#### INFORMATION GIVEN ####

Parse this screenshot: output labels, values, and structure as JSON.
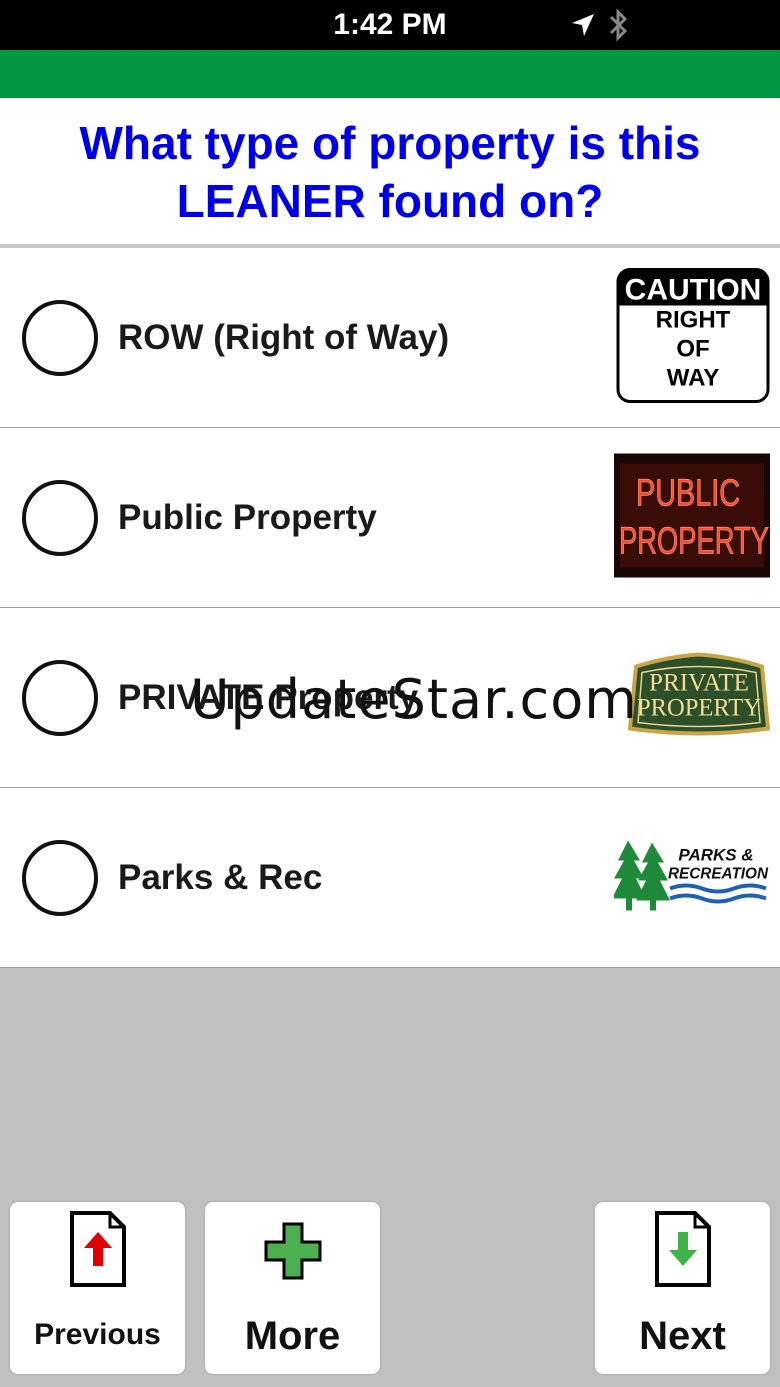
{
  "status": {
    "time": "1:42 PM"
  },
  "question": {
    "line1": "What type of property is this",
    "line2": "LEANER found on?"
  },
  "options": [
    {
      "label": "ROW (Right of Way)",
      "image": "caution-right-of-way-sign",
      "sign_lines": [
        "CAUTION",
        "RIGHT",
        "OF",
        "WAY"
      ]
    },
    {
      "label": "Public Property",
      "image": "public-property-neon-sign",
      "sign_lines": [
        "PUBLIC",
        "PROPERTY"
      ]
    },
    {
      "label": "PRIVATE Property",
      "image": "private-property-plaque",
      "sign_lines": [
        "PRIVATE",
        "PROPERTY"
      ]
    },
    {
      "label": "Parks & Rec",
      "image": "parks-recreation-logo",
      "sign_lines": [
        "PARKS &",
        "RECREATION"
      ]
    }
  ],
  "watermark": "UpdateStar.com",
  "buttons": {
    "previous": "Previous",
    "more": "More",
    "next": "Next"
  },
  "colors": {
    "header_green": "#009640",
    "question_blue": "#0000e6",
    "background_gray": "#c0c0c0"
  }
}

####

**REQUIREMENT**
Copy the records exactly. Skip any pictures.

**TASK SOLUTION**
Parse this screenshot: output labels, values, and structure as JSON.
{
  "status": {
    "time": "1:42 PM"
  },
  "question": {
    "line1": "What type of property is this",
    "line2": "LEANER found on?"
  },
  "options": [
    {
      "label": "ROW (Right of Way)",
      "image": "caution-right-of-way-sign",
      "sign_lines": [
        "CAUTION",
        "RIGHT",
        "OF",
        "WAY"
      ]
    },
    {
      "label": "Public Property",
      "image": "public-property-neon-sign",
      "sign_lines": [
        "PUBLIC",
        "PROPERTY"
      ]
    },
    {
      "label": "PRIVATE Property",
      "image": "private-property-plaque",
      "sign_lines": [
        "PRIVATE",
        "PROPERTY"
      ]
    },
    {
      "label": "Parks & Rec",
      "image": "parks-recreation-logo",
      "sign_lines": [
        "PARKS &",
        "RECREATION"
      ]
    }
  ],
  "watermark": "UpdateStar.com",
  "buttons": {
    "previous": "Previous",
    "more": "More",
    "next": "Next"
  },
  "colors": {
    "header_green": "#009640",
    "question_blue": "#0000e6",
    "background_gray": "#c0c0c0"
  }
}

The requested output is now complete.